Would you copy out the whole listing exactly as given?
>>>
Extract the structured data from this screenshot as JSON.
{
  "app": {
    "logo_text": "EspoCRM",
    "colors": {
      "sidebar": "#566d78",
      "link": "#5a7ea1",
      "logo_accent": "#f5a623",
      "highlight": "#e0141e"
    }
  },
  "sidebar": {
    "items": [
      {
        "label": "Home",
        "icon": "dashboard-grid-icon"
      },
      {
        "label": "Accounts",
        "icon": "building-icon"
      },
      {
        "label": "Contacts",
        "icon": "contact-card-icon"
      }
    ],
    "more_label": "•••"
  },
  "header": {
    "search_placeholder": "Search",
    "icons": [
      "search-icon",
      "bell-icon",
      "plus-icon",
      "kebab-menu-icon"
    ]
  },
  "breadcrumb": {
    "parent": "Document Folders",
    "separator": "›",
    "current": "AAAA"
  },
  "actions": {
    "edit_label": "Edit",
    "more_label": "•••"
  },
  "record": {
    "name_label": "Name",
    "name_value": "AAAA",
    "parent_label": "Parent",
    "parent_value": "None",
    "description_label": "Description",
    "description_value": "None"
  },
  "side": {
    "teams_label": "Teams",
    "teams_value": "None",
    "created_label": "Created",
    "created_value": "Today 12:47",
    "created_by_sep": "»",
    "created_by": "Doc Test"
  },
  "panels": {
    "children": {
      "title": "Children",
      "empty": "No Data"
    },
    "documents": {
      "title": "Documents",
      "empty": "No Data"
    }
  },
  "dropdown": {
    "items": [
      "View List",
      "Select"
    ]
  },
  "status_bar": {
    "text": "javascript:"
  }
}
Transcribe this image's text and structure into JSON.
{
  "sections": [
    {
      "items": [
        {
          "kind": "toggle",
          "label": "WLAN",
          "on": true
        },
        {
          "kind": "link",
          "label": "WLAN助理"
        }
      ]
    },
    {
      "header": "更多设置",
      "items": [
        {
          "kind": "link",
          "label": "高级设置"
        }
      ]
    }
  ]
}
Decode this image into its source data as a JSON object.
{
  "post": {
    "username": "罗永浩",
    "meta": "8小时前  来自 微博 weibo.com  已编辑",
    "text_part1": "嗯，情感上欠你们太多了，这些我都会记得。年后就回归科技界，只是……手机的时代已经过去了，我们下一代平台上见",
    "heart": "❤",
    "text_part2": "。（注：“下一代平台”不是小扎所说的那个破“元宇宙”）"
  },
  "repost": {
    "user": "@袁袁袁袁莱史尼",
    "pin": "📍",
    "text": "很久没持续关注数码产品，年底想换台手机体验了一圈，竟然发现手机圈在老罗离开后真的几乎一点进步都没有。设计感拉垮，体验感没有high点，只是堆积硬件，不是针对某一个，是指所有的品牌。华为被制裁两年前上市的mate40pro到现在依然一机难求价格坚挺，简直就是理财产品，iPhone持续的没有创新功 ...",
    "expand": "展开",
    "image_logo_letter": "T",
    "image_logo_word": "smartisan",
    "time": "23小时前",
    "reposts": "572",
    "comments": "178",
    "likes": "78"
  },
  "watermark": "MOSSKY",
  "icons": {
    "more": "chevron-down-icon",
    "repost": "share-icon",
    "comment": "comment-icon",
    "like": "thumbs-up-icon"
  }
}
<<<
◆ EXERCISE ANSWER:
Extract the structured data from this screenshot as JSON.
{
  "app": {
    "logo_text": "EspoCRM",
    "colors": {
      "sidebar": "#566d78",
      "link": "#5a7ea1",
      "logo_accent": "#f5a623",
      "highlight": "#e0141e"
    }
  },
  "sidebar": {
    "items": [
      {
        "label": "Home",
        "icon": "dashboard-grid-icon"
      },
      {
        "label": "Accounts",
        "icon": "building-icon"
      },
      {
        "label": "Contacts",
        "icon": "contact-card-icon"
      }
    ],
    "more_label": "•••"
  },
  "header": {
    "search_placeholder": "Search",
    "icons": [
      "search-icon",
      "bell-icon",
      "plus-icon",
      "kebab-menu-icon"
    ]
  },
  "breadcrumb": {
    "parent": "Document Folders",
    "separator": "›",
    "current": "AAAA"
  },
  "actions": {
    "edit_label": "Edit",
    "more_label": "•••"
  },
  "record": {
    "name_label": "Name",
    "name_value": "AAAA",
    "parent_label": "Parent",
    "parent_value": "None",
    "description_label": "Description",
    "description_value": "None"
  },
  "side": {
    "teams_label": "Teams",
    "teams_value": "None",
    "created_label": "Created",
    "created_value": "Today 12:47",
    "created_by_sep": "»",
    "created_by": "Doc Test"
  },
  "panels": {
    "children": {
      "title": "Children",
      "empty": "No Data"
    },
    "documents": {
      "title": "Documents",
      "empty": "No Data"
    }
  },
  "dropdown": {
    "items": [
      "View List",
      "Select"
    ]
  },
  "status_bar": {
    "text": "javascript:"
  }
}
Transcribe this image's text and structure into JSON.
{
  "sections": [
    {
      "items": [
        {
          "kind": "toggle",
          "label": "WLAN",
          "on": true
        },
        {
          "kind": "link",
          "label": "WLAN助理"
        }
      ]
    },
    {
      "header": "更多设置",
      "items": [
        {
          "kind": "link",
          "label": "高级设置"
        }
      ]
    }
  ]
}
Decode this image into its source data as a JSON object.
{
  "post": {
    "username": "罗永浩",
    "meta": "8小时前  来自 微博 weibo.com  已编辑",
    "text_part1": "嗯，情感上欠你们太多了，这些我都会记得。年后就回归科技界，只是……手机的时代已经过去了，我们下一代平台上见",
    "heart": "❤",
    "text_part2": "。（注：“下一代平台”不是小扎所说的那个破“元宇宙”）"
  },
  "repost": {
    "user": "@袁袁袁袁莱史尼",
    "pin": "📍",
    "text": "很久没持续关注数码产品，年底想换台手机体验了一圈，竟然发现手机圈在老罗离开后真的几乎一点进步都没有。设计感拉垮，体验感没有high点，只是堆积硬件，不是针对某一个，是指所有的品牌。华为被制裁两年前上市的mate40pro到现在依然一机难求价格坚挺，简直就是理财产品，iPhone持续的没有创新功 ...",
    "expand": "展开",
    "image_logo_letter": "T",
    "image_logo_word": "smartisan",
    "time": "23小时前",
    "reposts": "572",
    "comments": "178",
    "likes": "78"
  },
  "watermark": "MOSSKY",
  "icons": {
    "more": "chevron-down-icon",
    "repost": "share-icon",
    "comment": "comment-icon",
    "like": "thumbs-up-icon"
  }
}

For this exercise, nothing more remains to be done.